Extracted information Start Marker

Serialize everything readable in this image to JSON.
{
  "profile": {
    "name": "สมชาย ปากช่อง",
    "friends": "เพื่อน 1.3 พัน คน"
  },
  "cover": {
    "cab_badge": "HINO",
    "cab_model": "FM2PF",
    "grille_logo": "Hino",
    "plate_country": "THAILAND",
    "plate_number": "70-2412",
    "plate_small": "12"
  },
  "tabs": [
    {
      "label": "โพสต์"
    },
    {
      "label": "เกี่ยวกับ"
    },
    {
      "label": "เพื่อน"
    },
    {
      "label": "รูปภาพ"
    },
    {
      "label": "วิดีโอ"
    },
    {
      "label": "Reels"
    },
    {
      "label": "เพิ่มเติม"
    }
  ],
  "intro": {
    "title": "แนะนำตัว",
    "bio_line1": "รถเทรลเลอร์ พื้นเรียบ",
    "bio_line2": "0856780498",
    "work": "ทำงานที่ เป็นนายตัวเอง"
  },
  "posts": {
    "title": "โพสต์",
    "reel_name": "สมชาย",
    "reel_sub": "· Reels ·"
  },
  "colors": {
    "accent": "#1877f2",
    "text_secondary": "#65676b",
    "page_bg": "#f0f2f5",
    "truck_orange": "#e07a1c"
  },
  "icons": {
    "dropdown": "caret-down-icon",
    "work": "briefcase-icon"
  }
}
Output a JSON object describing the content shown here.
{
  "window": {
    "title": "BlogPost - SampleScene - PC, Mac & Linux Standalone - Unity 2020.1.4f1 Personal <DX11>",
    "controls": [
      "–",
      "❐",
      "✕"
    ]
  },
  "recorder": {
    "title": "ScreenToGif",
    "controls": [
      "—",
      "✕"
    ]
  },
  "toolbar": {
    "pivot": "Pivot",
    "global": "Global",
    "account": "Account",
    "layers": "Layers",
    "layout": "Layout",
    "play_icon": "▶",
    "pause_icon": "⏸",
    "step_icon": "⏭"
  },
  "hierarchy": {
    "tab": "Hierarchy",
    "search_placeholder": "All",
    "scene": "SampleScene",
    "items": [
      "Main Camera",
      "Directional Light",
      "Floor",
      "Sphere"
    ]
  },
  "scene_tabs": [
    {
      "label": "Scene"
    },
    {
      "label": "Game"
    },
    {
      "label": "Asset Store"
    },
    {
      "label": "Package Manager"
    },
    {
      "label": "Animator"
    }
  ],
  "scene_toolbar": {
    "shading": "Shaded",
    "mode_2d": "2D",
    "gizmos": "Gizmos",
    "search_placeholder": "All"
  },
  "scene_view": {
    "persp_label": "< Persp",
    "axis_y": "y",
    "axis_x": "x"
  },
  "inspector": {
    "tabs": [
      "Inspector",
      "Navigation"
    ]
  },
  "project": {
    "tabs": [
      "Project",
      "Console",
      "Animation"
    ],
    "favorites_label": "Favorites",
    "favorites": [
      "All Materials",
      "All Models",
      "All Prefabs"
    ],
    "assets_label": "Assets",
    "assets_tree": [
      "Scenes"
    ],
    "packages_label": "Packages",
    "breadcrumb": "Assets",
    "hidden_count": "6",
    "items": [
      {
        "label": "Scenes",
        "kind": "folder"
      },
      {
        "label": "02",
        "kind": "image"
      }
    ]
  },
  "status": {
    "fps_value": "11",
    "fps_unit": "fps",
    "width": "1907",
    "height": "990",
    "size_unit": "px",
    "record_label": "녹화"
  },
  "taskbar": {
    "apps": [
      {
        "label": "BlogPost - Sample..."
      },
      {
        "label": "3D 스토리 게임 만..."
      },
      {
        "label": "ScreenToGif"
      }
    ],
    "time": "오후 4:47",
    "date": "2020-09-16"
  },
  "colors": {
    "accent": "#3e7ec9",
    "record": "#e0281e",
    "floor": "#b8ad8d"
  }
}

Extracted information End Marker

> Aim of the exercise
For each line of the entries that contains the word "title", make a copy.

> Written response
    "title": "แนะนำตัว",
    "title": "โพสต์",
    "title": "BlogPost - SampleScene - PC, Mac & Linux Standalone - Unity 2020.1.4f1 Personal <DX11>",
    "title": "ScreenToGif",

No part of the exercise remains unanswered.